California needs a $3-billion investment in new high-voltage transmission lines to avert electricity shortages and reduce costs before a wholesale market can work, State Treasurer Phil Angelides said Tuesday.
"We don't have a grid that can support a truly competitive market," Angelides said, stressing that California imports 30% of its power supplies and needs new connections to other states.
The proposal comes two days before federal and state regulators are scheduled to meet in San Francisco in an effort to redesign California's power market.
Gov.-elect Arnold Schwarzenegger wants to reopen the state's power market and has proposed disbanding the California Power Authority, a state agency that signed $43 billion in power purchase contracts during shortages in 2000 and 2001.
Angelides, however, wants to authorize the Power Authority to finance and build needed transmission lines when the private sector doesn't build them. "This is a backstop," he said.
The Power Authority would get access to short-term loans of $10 million to $20 million from the state to seek and set up transmission projects.
Angelides also wants the California Energy Commission to publish and update a 10-year power grid plan that would encourage investment in power lines where it's needed most.
"We need new criteria that will look at transmission" projects from a consumer's perspective, said S. David Freeman, former chairman of the Power Authority.

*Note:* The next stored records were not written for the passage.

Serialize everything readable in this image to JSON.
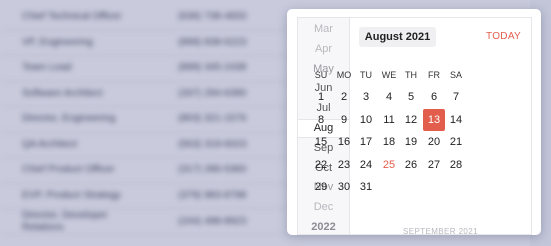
{
  "background_table": {
    "rows": [
      {
        "title": "Chief Technical Officer",
        "phone": "(636) 738-4833"
      },
      {
        "title": "VP, Engineering",
        "phone": "(899) 838-6223"
      },
      {
        "title": "Team Lead",
        "phone": "(899) 345-2438"
      },
      {
        "title": "Software Architect",
        "phone": "(337) 294-6390"
      },
      {
        "title": "Director, Engineering",
        "phone": "(803) 321-1576"
      },
      {
        "title": "QA Architect",
        "phone": "(563) 319-6023"
      },
      {
        "title": "Chief Product Officer",
        "phone": "(317) 286-5360"
      },
      {
        "title": "EVP, Product Strategy",
        "phone": "(379) 983-8798"
      },
      {
        "title": "Director, Developer Relations",
        "phone": "(244) 498-8923"
      }
    ]
  },
  "calendar": {
    "months": [
      "Mar",
      "Apr",
      "May",
      "Jun",
      "Jul",
      "Aug",
      "Sep",
      "Oct",
      "Nov",
      "Dec"
    ],
    "year_label": "2022",
    "selected_month": "Aug",
    "header_title": "August 2021",
    "today_label": "TODAY",
    "weekdays": [
      "SU",
      "MO",
      "TU",
      "WE",
      "TH",
      "FR",
      "SA"
    ],
    "weeks": [
      [
        "1",
        "2",
        "3",
        "4",
        "5",
        "6",
        "7"
      ],
      [
        "8",
        "9",
        "10",
        "11",
        "12",
        "13",
        "14"
      ],
      [
        "15",
        "16",
        "17",
        "18",
        "19",
        "20",
        "21"
      ],
      [
        "22",
        "23",
        "24",
        "25",
        "26",
        "27",
        "28"
      ],
      [
        "29",
        "30",
        "31",
        "",
        "",
        "",
        ""
      ]
    ],
    "selected_day": "13",
    "highlighted_day": "25",
    "next_month_label": "SEPTEMBER 2021",
    "accent_color": "#e35d4c"
  }
}
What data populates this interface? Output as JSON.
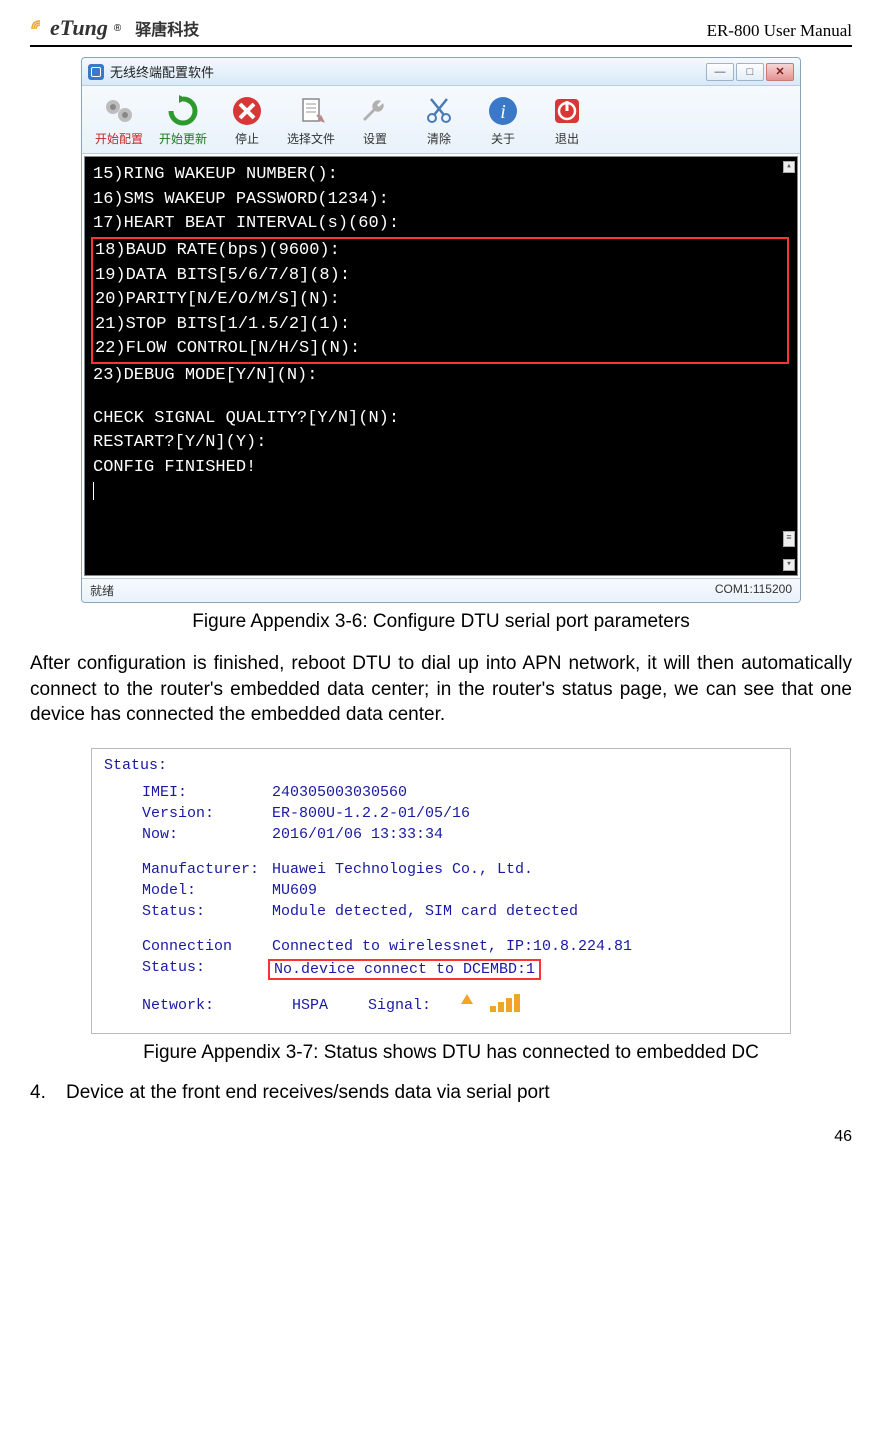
{
  "header": {
    "logo_text": "eTung",
    "logo_cn": "驿唐科技",
    "doc_title": "ER-800 User Manual"
  },
  "app1": {
    "window_title": "无线终端配置软件",
    "toolbar": {
      "t0": "开始配置",
      "t1": "开始更新",
      "t2": "停止",
      "t3": "选择文件",
      "t4": "设置",
      "t5": "清除",
      "t6": "关于",
      "t7": "退出"
    },
    "terminal": {
      "l0": "15)RING WAKEUP NUMBER():",
      "l1": "16)SMS WAKEUP PASSWORD(1234):",
      "l2": "17)HEART BEAT INTERVAL(s)(60):",
      "box_l0": "18)BAUD RATE(bps)(9600):",
      "box_l1": "19)DATA BITS[5/6/7/8](8):",
      "box_l2": "20)PARITY[N/E/O/M/S](N):",
      "box_l3": "21)STOP BITS[1/1.5/2](1):",
      "box_l4": "22)FLOW CONTROL[N/H/S](N):",
      "l3": "23)DEBUG MODE[Y/N](N):",
      "l4": "CHECK SIGNAL QUALITY?[Y/N](N):",
      "l5": "RESTART?[Y/N](Y):",
      "l6": "CONFIG FINISHED!"
    },
    "status_left": "就绪",
    "status_right": "COM1:115200"
  },
  "captions": {
    "fig36": "Figure Appendix 3-6: Configure DTU serial port parameters",
    "fig37": "Figure Appendix 3-7: Status shows DTU has connected to embedded DC"
  },
  "body": {
    "para1": "After configuration is finished, reboot DTU to dial up into APN network, it will then automatically connect to the router's embedded data center; in the router's status page, we can see that one device has connected the embedded data center."
  },
  "status_panel": {
    "title": "Status:",
    "rows": {
      "imei_label": "IMEI:",
      "imei_val": "240305003030560",
      "version_label": "Version:",
      "version_val": "ER-800U-1.2.2-01/05/16",
      "now_label": "Now:",
      "now_val": "2016/01/06 13:33:34",
      "mfr_label": "Manufacturer:",
      "mfr_val": "Huawei Technologies Co., Ltd.",
      "model_label": "Model:",
      "model_val": "MU609",
      "status_label": "Status:",
      "status_val": "Module detected, SIM card detected",
      "conn_label": "Connection",
      "conn_val": "Connected to wirelessnet, IP:10.8.224.81",
      "status2_label": "Status:",
      "status2_val": "No.device connect to DCEMBD:1",
      "network_label": "Network:",
      "network_val": "HSPA",
      "signal_label": "Signal:"
    }
  },
  "list": {
    "num": "4.",
    "item": "Device at the front end receives/sends data via serial port"
  },
  "page_number": "46"
}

Consumer groups, including the Utility Reform Network and Consumers Union, support the proposal.